To observe the Lyrid meteor shower:
- Find a place away from any stray lights
- Give yourself at 20 minutes in total darkness for your eyes to dark adapt
- Avoid looking at bright light sources such as a mobile phone
- Use a garden recliner or an astronomy chair that avoids you straining your neck to look upwards
- Stare up at an angle of about 60˚, two-thirds up the sky from horizon to zenith
- Look in any direction, but preferably the one in which the sky looks darkest.
- Aim to observe for periods of at least 30–60 minutes between short breaks.
For more info, read our meteor shower guide.
What is a meteor shower?
We see a meteor in the sky when a small particle - on average about the same size as a grain of sand - vaporises in Earth's atmosphere. The path of light across the sky is known as a meteor trail.
Most meteor showers are associated with comets, but some are linked with asteroids, such as the Geminid meteor shower, which is associated with 3200 Phaethon. As a comet repeatedly orbits the Sun, it spreads dust around the orbit.
Earth passes through these dust streams as it orbits the Sun, causing particles to vaporise in the atmosphere. When this happens, the number of trails we can see increases.
We experience peak activity of meteor showers when Earth is passing through the most dense section of the stream.
Meteor trails appear to come from a specific area of the sky, which is known as the 'radiant'. This slowly moves over the duration of the shower.
The constellation in which peak activity appears to occur is what gives each meteor shower its name. You might have heard of the Perseid meteor shower, for example, which shows peak activity when the radiant is in the constellation Perseus.
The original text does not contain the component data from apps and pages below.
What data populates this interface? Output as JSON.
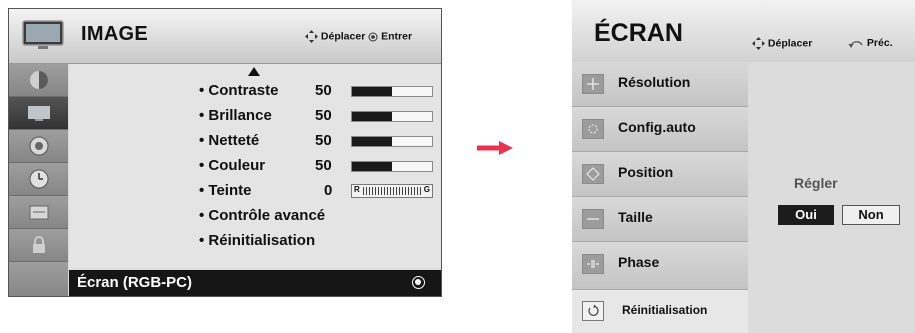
{
  "left_menu": {
    "title": "IMAGE",
    "hint_move": "Déplacer",
    "hint_enter": "Entrer",
    "side_icons": [
      "picture-icon",
      "tv-screen-icon",
      "speaker-icon",
      "clock-icon",
      "lock-keyboard-icon",
      "padlock-icon"
    ],
    "items": [
      {
        "label": "• Contraste",
        "value": "50",
        "level": 50
      },
      {
        "label": "• Brillance",
        "value": "50",
        "level": 50
      },
      {
        "label": "• Netteté",
        "value": "50",
        "level": 50
      },
      {
        "label": "• Couleur",
        "value": "50",
        "level": 50
      },
      {
        "label": "• Teinte",
        "value": "0",
        "tint_left": "R",
        "tint_right": "G"
      }
    ],
    "advanced": "• Contrôle avancé",
    "reset": "• Réinitialisation",
    "selected": "Écran (RGB-PC)"
  },
  "right_menu": {
    "title": "ÉCRAN",
    "hint_move": "Déplacer",
    "hint_prev": "Préc.",
    "items": [
      {
        "label": "Résolution",
        "icon": "plus-icon"
      },
      {
        "label": "Config.auto",
        "icon": "circle-icon"
      },
      {
        "label": "Position",
        "icon": "diamond-icon"
      },
      {
        "label": "Taille",
        "icon": "minus-icon"
      },
      {
        "label": "Phase",
        "icon": "phase-icon"
      }
    ],
    "reset": "Réinitialisation",
    "adjust_label": "Régler",
    "yes": "Oui",
    "no": "Non"
  },
  "colors": {
    "arrow": "#e8334f",
    "selected_bg": "#161616"
  }
}
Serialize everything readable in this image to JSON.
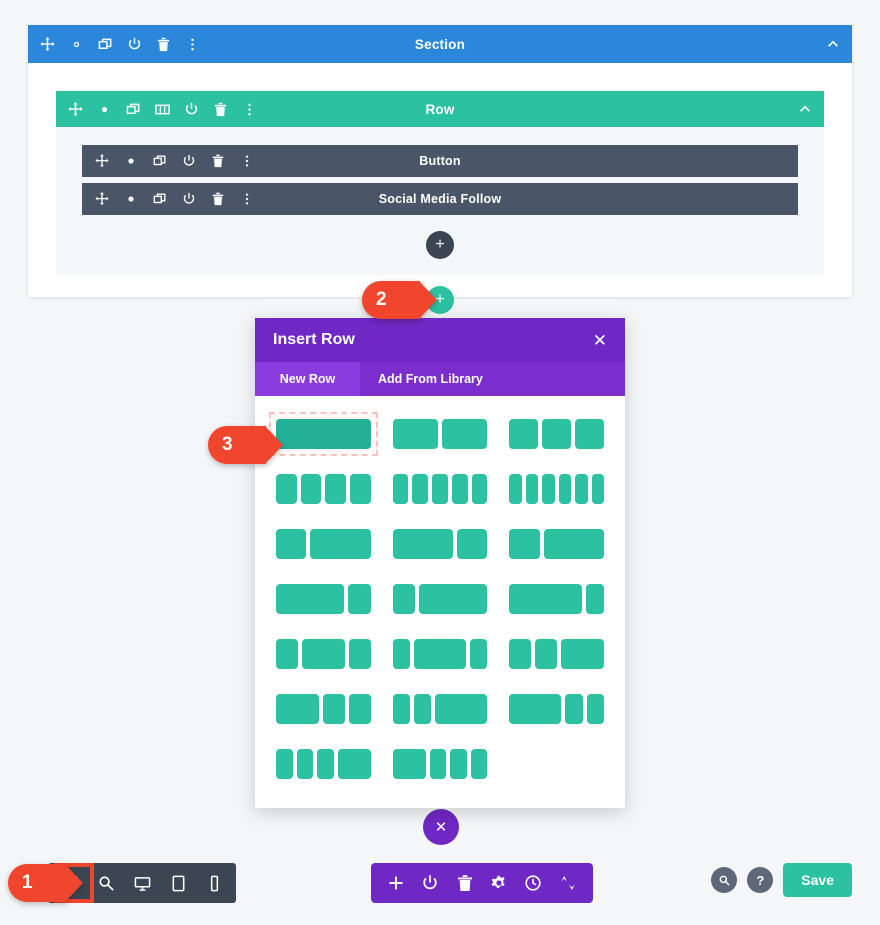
{
  "section": {
    "title": "Section",
    "color": "#2b87da",
    "toolbar_icons": [
      "move-icon",
      "gear-icon",
      "duplicate-icon",
      "power-icon",
      "trash-icon",
      "dots-menu-icon"
    ],
    "collapse_icon": "chevron-up-icon"
  },
  "row": {
    "title": "Row",
    "color": "#2cc1a0",
    "toolbar_icons": [
      "move-icon",
      "gear-icon",
      "duplicate-icon",
      "columns-icon",
      "power-icon",
      "trash-icon",
      "dots-menu-icon"
    ],
    "collapse_icon": "chevron-up-icon",
    "modules": [
      {
        "title": "Button",
        "toolbar_icons": [
          "move-icon",
          "gear-icon",
          "duplicate-icon",
          "power-icon",
          "trash-icon",
          "dots-menu-icon"
        ]
      },
      {
        "title": "Social Media Follow",
        "toolbar_icons": [
          "move-icon",
          "gear-icon",
          "duplicate-icon",
          "power-icon",
          "trash-icon",
          "dots-menu-icon"
        ]
      }
    ],
    "add_module_label": "+",
    "add_row_label": "+"
  },
  "modal": {
    "title": "Insert Row",
    "close_label": "✕",
    "tabs": [
      {
        "label": "New Row",
        "active": true
      },
      {
        "label": "Add From Library",
        "active": false
      }
    ],
    "layouts": [
      {
        "name": "1-column",
        "cols": [
          1
        ],
        "selected": true
      },
      {
        "name": "2-column-equal",
        "cols": [
          1,
          1
        ],
        "selected": false
      },
      {
        "name": "3-column-equal",
        "cols": [
          1,
          1,
          1
        ],
        "selected": false
      },
      {
        "name": "4-column-equal",
        "cols": [
          1,
          1,
          1,
          1
        ],
        "selected": false
      },
      {
        "name": "5-column-equal",
        "cols": [
          1,
          1,
          1,
          1,
          1
        ],
        "selected": false
      },
      {
        "name": "6-column-equal",
        "cols": [
          1,
          1,
          1,
          1,
          1,
          1
        ],
        "selected": false
      },
      {
        "name": "one-third-two-thirds",
        "cols": [
          1,
          2
        ],
        "selected": false
      },
      {
        "name": "two-thirds-one-third",
        "cols": [
          2,
          1
        ],
        "selected": false
      },
      {
        "name": "one-quarter-three-quarters",
        "cols": [
          1,
          2
        ],
        "selected": false
      },
      {
        "name": "three-quarters-one-quarter",
        "cols": [
          3,
          1
        ],
        "selected": false
      },
      {
        "name": "quarter-three-quarters",
        "cols": [
          1,
          3
        ],
        "selected": false
      },
      {
        "name": "three-quarters-quarter-b",
        "cols": [
          4,
          1
        ],
        "selected": false
      },
      {
        "name": "quarter-half-quarter",
        "cols": [
          1,
          2,
          1
        ],
        "selected": false
      },
      {
        "name": "quarter-half-quarter-b",
        "cols": [
          1,
          3,
          1
        ],
        "selected": false
      },
      {
        "name": "quarter-quarter-half",
        "cols": [
          1,
          1,
          2
        ],
        "selected": false
      },
      {
        "name": "half-quarter-quarter",
        "cols": [
          2,
          1,
          1
        ],
        "selected": false
      },
      {
        "name": "quarter-quarter-half-b",
        "cols": [
          1,
          1,
          3
        ],
        "selected": false
      },
      {
        "name": "half-quarter-quarter-b",
        "cols": [
          3,
          1,
          1
        ],
        "selected": false
      },
      {
        "name": "three-sixths-half",
        "cols": [
          1,
          1,
          1,
          2
        ],
        "selected": false
      },
      {
        "name": "half-three-sixths",
        "cols": [
          2,
          1,
          1,
          1
        ],
        "selected": false
      }
    ]
  },
  "page_close": {
    "label": "✕"
  },
  "view_bar": {
    "items": [
      {
        "name": "wireframe-view",
        "icon": "wireframe-icon",
        "active": true
      },
      {
        "name": "zoom-view",
        "icon": "magnifier-icon",
        "active": false
      },
      {
        "name": "desktop-view",
        "icon": "desktop-icon",
        "active": false
      },
      {
        "name": "tablet-view",
        "icon": "tablet-icon",
        "active": false
      },
      {
        "name": "phone-view",
        "icon": "phone-icon",
        "active": false
      }
    ]
  },
  "main_toolbar": {
    "items": [
      {
        "name": "add-section",
        "icon": "plus-icon"
      },
      {
        "name": "toggle-visibility",
        "icon": "power-icon"
      },
      {
        "name": "delete",
        "icon": "trash-icon"
      },
      {
        "name": "settings",
        "icon": "gear-icon"
      },
      {
        "name": "history",
        "icon": "clock-icon"
      },
      {
        "name": "sort",
        "icon": "up-down-arrows-icon"
      }
    ]
  },
  "right_tools": {
    "search_label": "⚲",
    "help_label": "?",
    "save_label": "Save"
  },
  "markers": [
    {
      "id": "1",
      "label": "1"
    },
    {
      "id": "2",
      "label": "2"
    },
    {
      "id": "3",
      "label": "3"
    }
  ],
  "colors": {
    "section": "#2b87da",
    "row": "#2cc1a0",
    "module": "#4a5567",
    "modal": "#7028c4",
    "marker": "#f0462d",
    "page_bg": "#f4f6f8"
  }
}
For more on this, read our guide What causes a meteor shower?